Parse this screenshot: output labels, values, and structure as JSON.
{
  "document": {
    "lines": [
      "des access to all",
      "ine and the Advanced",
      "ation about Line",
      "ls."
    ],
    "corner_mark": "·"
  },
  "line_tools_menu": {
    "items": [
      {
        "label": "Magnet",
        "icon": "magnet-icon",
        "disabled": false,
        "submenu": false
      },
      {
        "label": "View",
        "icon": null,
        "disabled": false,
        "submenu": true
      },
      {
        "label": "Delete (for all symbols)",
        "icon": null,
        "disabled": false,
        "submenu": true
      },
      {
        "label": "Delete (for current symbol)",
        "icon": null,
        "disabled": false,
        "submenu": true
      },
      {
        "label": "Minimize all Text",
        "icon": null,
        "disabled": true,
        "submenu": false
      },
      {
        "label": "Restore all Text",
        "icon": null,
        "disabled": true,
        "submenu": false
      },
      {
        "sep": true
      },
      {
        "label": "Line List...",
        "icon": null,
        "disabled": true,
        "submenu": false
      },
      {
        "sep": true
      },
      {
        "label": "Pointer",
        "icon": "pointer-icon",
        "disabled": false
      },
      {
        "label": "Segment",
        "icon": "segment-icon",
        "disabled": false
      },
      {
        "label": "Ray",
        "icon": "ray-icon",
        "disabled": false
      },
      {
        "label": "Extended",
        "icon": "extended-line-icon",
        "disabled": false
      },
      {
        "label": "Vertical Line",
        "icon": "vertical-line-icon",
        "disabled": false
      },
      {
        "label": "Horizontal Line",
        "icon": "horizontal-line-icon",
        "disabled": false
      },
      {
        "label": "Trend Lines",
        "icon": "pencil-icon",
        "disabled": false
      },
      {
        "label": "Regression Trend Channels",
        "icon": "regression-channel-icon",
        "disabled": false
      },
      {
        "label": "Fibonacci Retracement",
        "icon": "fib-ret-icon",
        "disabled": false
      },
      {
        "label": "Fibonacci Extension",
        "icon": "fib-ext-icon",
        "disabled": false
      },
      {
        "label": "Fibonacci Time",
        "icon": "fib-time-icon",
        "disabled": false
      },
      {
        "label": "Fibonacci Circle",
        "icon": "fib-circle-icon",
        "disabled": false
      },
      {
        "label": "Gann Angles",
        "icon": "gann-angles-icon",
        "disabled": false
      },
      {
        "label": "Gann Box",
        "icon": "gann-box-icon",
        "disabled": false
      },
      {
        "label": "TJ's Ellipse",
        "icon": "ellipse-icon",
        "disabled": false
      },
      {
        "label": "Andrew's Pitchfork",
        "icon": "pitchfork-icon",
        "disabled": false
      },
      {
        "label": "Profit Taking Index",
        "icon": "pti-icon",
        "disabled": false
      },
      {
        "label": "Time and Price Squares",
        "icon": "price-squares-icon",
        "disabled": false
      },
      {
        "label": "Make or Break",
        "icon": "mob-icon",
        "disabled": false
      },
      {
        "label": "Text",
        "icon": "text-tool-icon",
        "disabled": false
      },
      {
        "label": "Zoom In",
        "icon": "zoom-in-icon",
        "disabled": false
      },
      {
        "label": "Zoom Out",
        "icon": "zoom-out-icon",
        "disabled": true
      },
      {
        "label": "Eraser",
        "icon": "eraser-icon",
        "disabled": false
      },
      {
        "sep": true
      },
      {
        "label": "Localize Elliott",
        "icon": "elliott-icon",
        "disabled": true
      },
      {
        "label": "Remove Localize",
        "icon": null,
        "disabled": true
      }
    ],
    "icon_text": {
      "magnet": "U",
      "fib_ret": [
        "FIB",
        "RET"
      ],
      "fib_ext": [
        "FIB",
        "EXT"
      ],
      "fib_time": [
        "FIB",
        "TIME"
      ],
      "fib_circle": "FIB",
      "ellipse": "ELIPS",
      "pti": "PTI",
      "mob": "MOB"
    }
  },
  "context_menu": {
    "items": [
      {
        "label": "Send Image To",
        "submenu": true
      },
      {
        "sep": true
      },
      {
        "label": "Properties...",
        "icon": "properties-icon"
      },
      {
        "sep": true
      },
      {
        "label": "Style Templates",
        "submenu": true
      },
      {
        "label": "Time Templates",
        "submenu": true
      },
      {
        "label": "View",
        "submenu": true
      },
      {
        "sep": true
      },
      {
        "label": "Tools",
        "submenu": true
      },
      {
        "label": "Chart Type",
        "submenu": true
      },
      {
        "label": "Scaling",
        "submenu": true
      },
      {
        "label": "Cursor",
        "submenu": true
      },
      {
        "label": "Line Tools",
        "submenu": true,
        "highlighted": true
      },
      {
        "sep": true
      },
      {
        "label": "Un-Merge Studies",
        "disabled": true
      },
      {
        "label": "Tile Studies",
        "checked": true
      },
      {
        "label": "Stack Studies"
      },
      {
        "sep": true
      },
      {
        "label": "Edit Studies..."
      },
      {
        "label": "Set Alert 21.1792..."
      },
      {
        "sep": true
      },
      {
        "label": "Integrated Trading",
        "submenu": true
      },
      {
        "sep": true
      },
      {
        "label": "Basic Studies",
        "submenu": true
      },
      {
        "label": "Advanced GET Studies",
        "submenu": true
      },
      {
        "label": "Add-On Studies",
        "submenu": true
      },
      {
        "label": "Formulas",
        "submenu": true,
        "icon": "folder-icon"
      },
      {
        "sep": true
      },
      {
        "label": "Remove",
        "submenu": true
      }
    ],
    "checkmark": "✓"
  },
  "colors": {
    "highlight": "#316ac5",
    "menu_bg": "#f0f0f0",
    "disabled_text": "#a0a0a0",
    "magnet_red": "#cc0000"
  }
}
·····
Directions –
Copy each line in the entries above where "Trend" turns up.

Answer –
        "label": "Trend Lines",
        "label": "Regression Trend Channels",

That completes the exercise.